One nice thing about today was reuniting with the Mississippi River. Since Davenport my route cut away from her slightly, the main road being straighter than the winding river. (This had troubled me at one point and I considered taking winding roads to stay closer to her shore, but glad I went the way I did.) I made offerings when I reached her.

It was neat to see the Confluence, where the Missouri River joins the Mississippi. At this point I’ve seen the Wisconsin, Illinois and Missouri Rivers (and crossed two of them) as well as the Mississip.

Once across, the trail remained poorly marked in the city, more getting lost. It was great though to bike right past downtown St. Louis and the Arch. I’ve been up the Arch but never got to admire the city from bicycle before.

Finally, more than 5 hours late, I reached Laurie’s house after 6 pm. I’d been calling her throughout the day to update her and she was very understanding. She said this has happened to other bicyclists who have come to stay with her.

We had a terrific meal that began one of the best experiences of my trip, but that’s a story for next time…

49.3 miles (nine of them unnecessary).


Total traveled this leg: 357.9

Total traveled since Day 1: 1067.0

The miles I count include all biking intended to carry me forward on the trip (including longcuts and getting lost) but excludes lots of local biking around the areas where I stay. I try to make the maps match the exact, actual route I took but sometimes Google doesn’t cooperate. The result is that sometimes I conservatively adjust the mileage from what Google says.

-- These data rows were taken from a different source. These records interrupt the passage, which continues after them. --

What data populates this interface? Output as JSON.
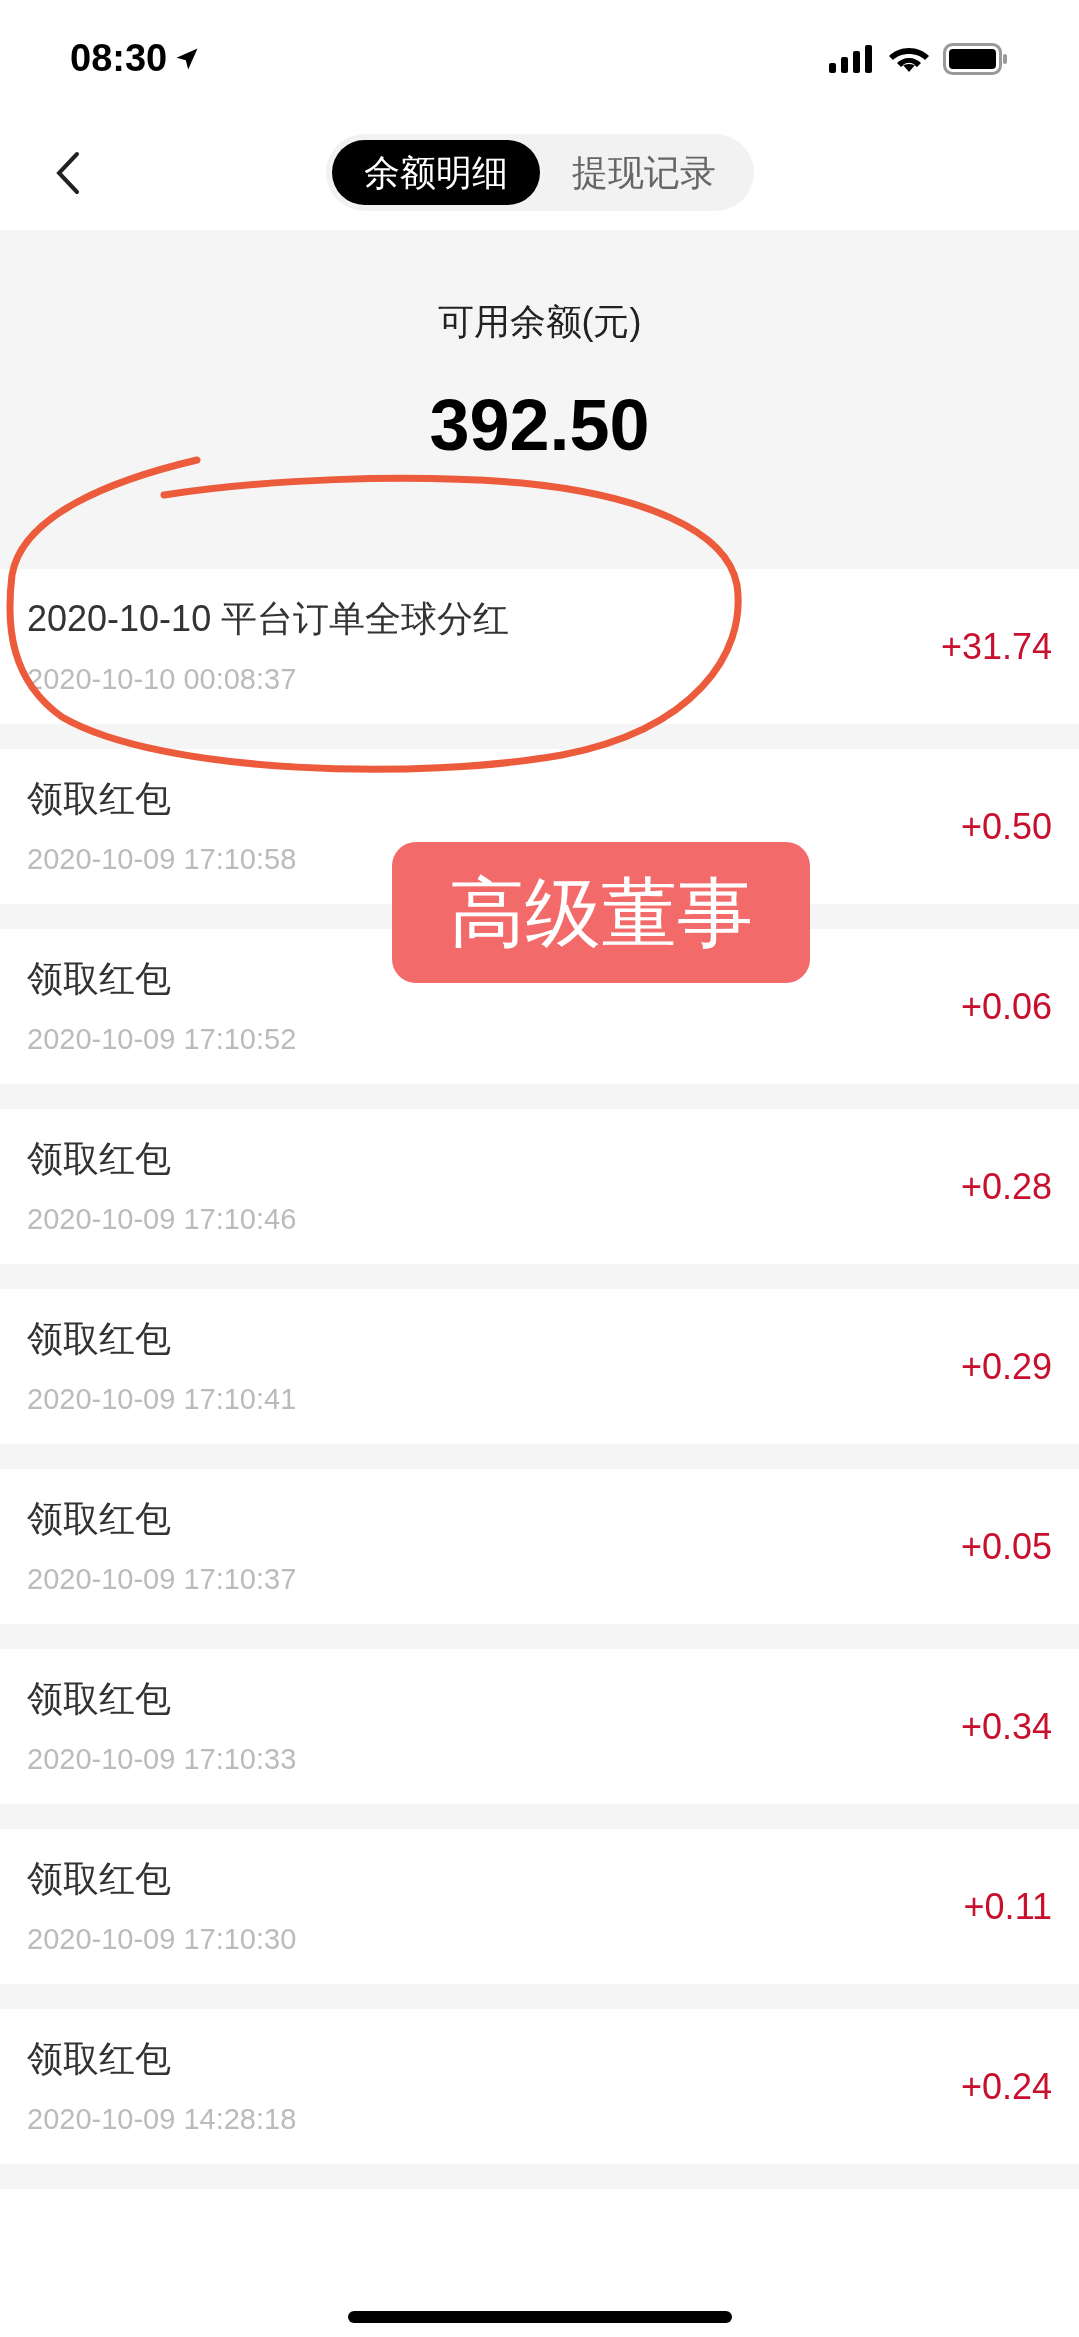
{
  "status_bar": {
    "time": "08:30"
  },
  "tabs": [
    {
      "label": "余额明细",
      "selected": true
    },
    {
      "label": "提现记录",
      "selected": false
    }
  ],
  "balance": {
    "label": "可用余额(元)",
    "amount": "392.50"
  },
  "transactions": [
    {
      "title": "2020-10-10 平台订单全球分红",
      "time": "2020-10-10 00:08:37",
      "amount": "+31.74"
    },
    {
      "title": "领取红包",
      "time": "2020-10-09 17:10:58",
      "amount": "+0.50"
    },
    {
      "title": "领取红包",
      "time": "2020-10-09 17:10:52",
      "amount": "+0.06"
    },
    {
      "title": "领取红包",
      "time": "2020-10-09 17:10:46",
      "amount": "+0.28"
    },
    {
      "title": "领取红包",
      "time": "2020-10-09 17:10:41",
      "amount": "+0.29"
    },
    {
      "title": "领取红包",
      "time": "2020-10-09 17:10:37",
      "amount": "+0.05"
    },
    {
      "title": "领取红包",
      "time": "2020-10-09 17:10:33",
      "amount": "+0.34"
    },
    {
      "title": "领取红包",
      "time": "2020-10-09 17:10:30",
      "amount": "+0.11"
    },
    {
      "title": "领取红包",
      "time": "2020-10-09 14:28:18",
      "amount": "+0.24"
    }
  ],
  "annotation": {
    "label": "高级董事"
  }
}
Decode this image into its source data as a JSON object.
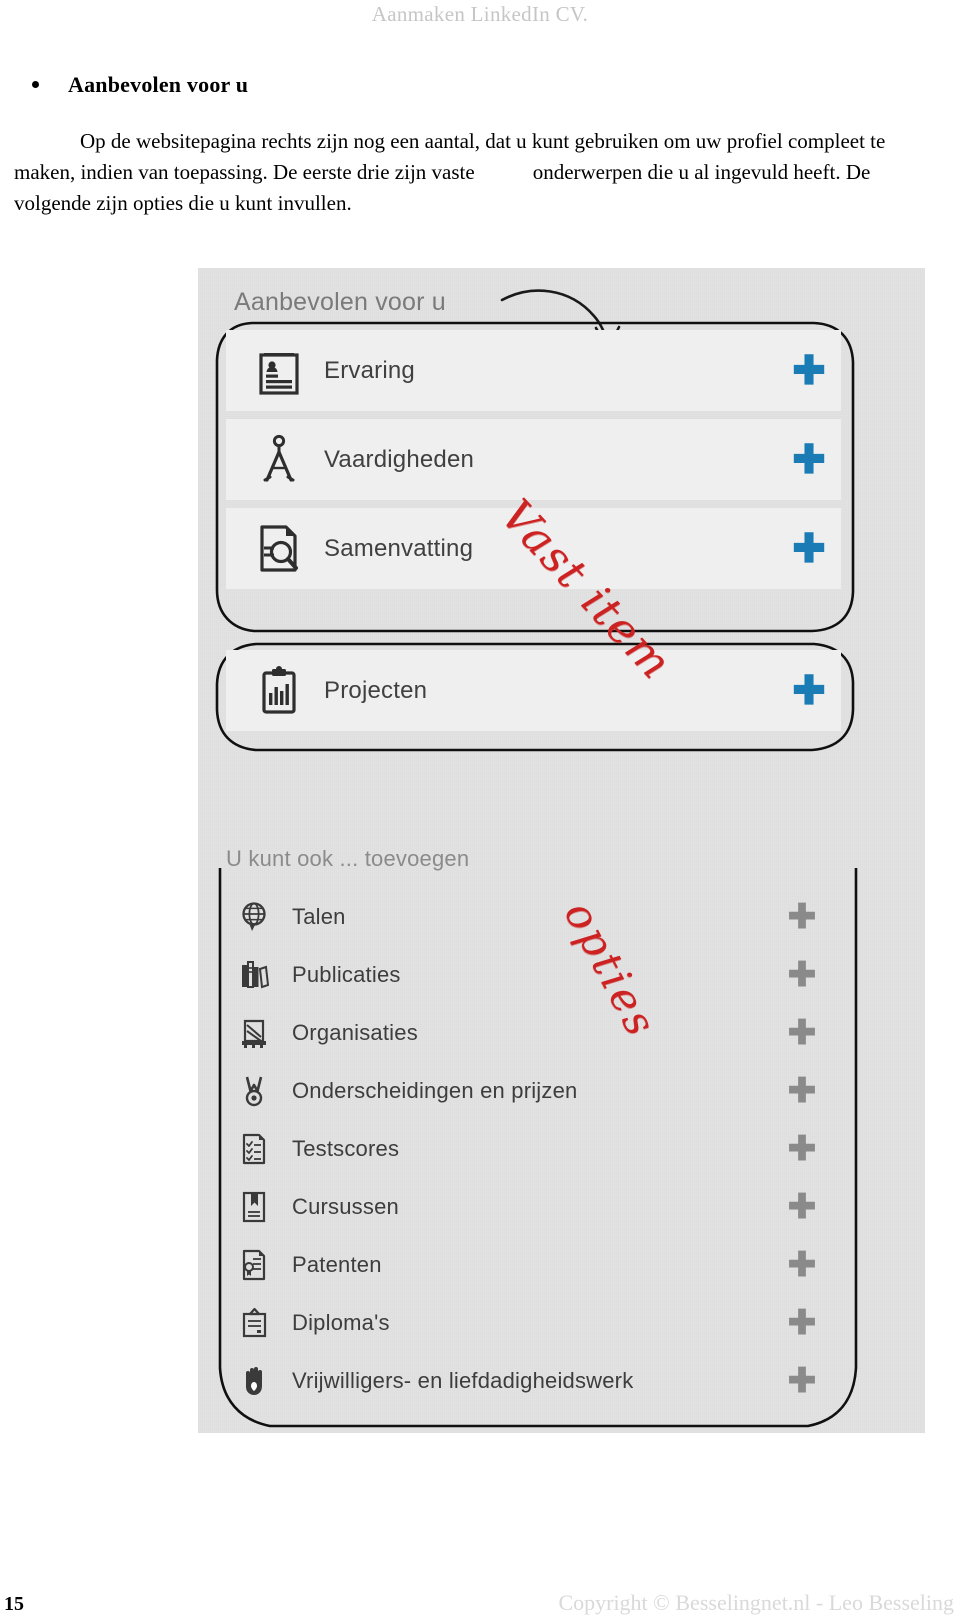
{
  "header": {
    "title": "Aanmaken LinkedIn CV."
  },
  "section": {
    "heading": "Aanbevolen voor u",
    "paragraph_line1": "Op de websitepagina rechts zijn nog een aantal, dat u kunt gebruiken om  uw profiel",
    "paragraph_line2a": "compleet te maken, indien van toepassing. De eerste drie zijn vaste",
    "paragraph_line2b": "onderwerpen die u",
    "paragraph_line3": "al ingevuld heeft. De volgende zijn opties die u kunt invullen."
  },
  "screenshot": {
    "title": "Aanbevolen voor u",
    "fixed_items": [
      {
        "label": "Ervaring",
        "icon": "resume-card-icon",
        "action": "add-plus-icon",
        "action_color": "#1b7bb5"
      },
      {
        "label": "Vaardigheden",
        "icon": "compass-icon",
        "action": "add-plus-icon",
        "action_color": "#1b7bb5"
      },
      {
        "label": "Samenvatting",
        "icon": "document-search-icon",
        "action": "add-plus-icon",
        "action_color": "#1b7bb5"
      }
    ],
    "project_items": [
      {
        "label": "Projecten",
        "icon": "clipboard-chart-icon",
        "action": "add-plus-icon",
        "action_color": "#1b7bb5"
      }
    ],
    "options_heading": "U kunt ook ... toevoegen",
    "option_items": [
      {
        "label": "Talen",
        "icon": "globe-icon",
        "action": "add-plus-icon",
        "action_color": "#8a8a8a"
      },
      {
        "label": "Publicaties",
        "icon": "books-icon",
        "action": "add-plus-icon",
        "action_color": "#8a8a8a"
      },
      {
        "label": "Organisaties",
        "icon": "organisation-building-icon",
        "action": "add-plus-icon",
        "action_color": "#8a8a8a"
      },
      {
        "label": "Onderscheidingen en prijzen",
        "icon": "medal-icon",
        "action": "add-plus-icon",
        "action_color": "#8a8a8a"
      },
      {
        "label": "Testscores",
        "icon": "checklist-icon",
        "action": "add-plus-icon",
        "action_color": "#8a8a8a"
      },
      {
        "label": "Cursussen",
        "icon": "book-bookmark-icon",
        "action": "add-plus-icon",
        "action_color": "#8a8a8a"
      },
      {
        "label": "Patenten",
        "icon": "patent-seal-icon",
        "action": "add-plus-icon",
        "action_color": "#8a8a8a"
      },
      {
        "label": "Diploma's",
        "icon": "certificate-icon",
        "action": "add-plus-icon",
        "action_color": "#8a8a8a"
      },
      {
        "label": "Vrijwilligers- en liefdadigheidswerk",
        "icon": "hand-icon",
        "action": "add-plus-icon",
        "action_color": "#8a8a8a"
      }
    ],
    "plus_glyph": "✚",
    "annotations": [
      {
        "text": "Vast item",
        "color": "#cc2222"
      },
      {
        "text": "opties",
        "color": "#cc2222"
      }
    ]
  },
  "footer": {
    "page_number": "15",
    "copyright": "Copyright © Besselingnet.nl -  Leo Besseling"
  }
}
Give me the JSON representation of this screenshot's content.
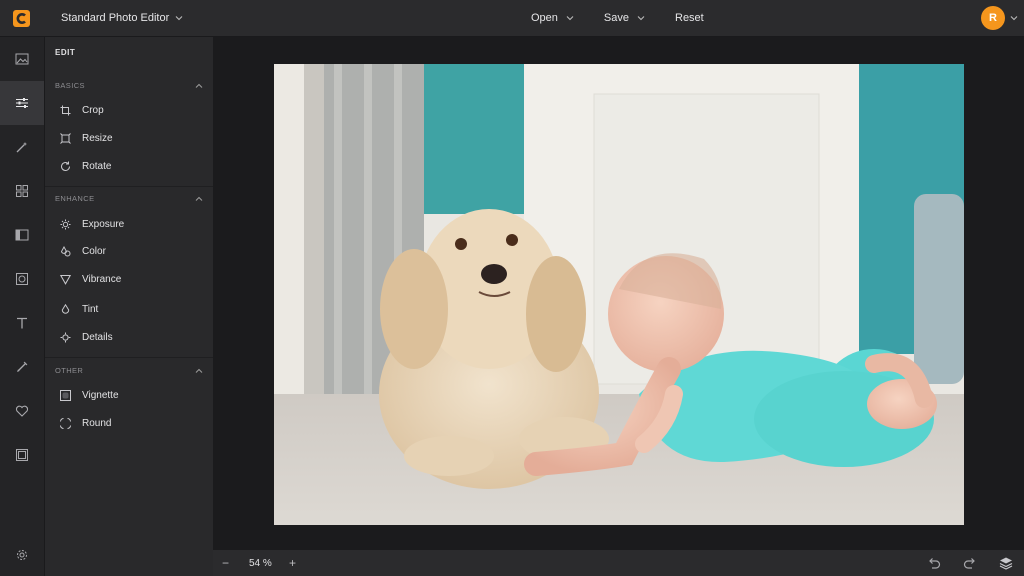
{
  "app": {
    "document_title": "Standard Photo Editor",
    "user_initial": "R",
    "accent_color": "#f5961d"
  },
  "toolbar": {
    "open_label": "Open",
    "save_label": "Save",
    "reset_label": "Reset"
  },
  "rail": {
    "items": [
      "image-icon",
      "adjust-sliders-icon",
      "magic-wand-icon",
      "grid-icon",
      "frame-layout-icon",
      "focus-icon",
      "text-icon",
      "brush-icon",
      "heart-icon",
      "border-icon",
      "gear-icon"
    ],
    "active": "adjust-sliders-icon"
  },
  "panel": {
    "title": "EDIT",
    "sections": [
      {
        "label": "BASICS",
        "tools": [
          "Crop",
          "Resize",
          "Rotate"
        ]
      },
      {
        "label": "ENHANCE",
        "tools": [
          "Exposure",
          "Color",
          "Vibrance",
          "Tint",
          "Details"
        ]
      },
      {
        "label": "OTHER",
        "tools": [
          "Vignette",
          "Round"
        ]
      }
    ]
  },
  "canvas": {
    "photo_subject": "baby and curly dog on carpet"
  },
  "bottombar": {
    "zoom_minus": "−",
    "zoom_value": "54 %",
    "zoom_plus": "+"
  }
}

You can also see the other road logs:

Minnesota Log

Wisconsin Edition

More coming soon.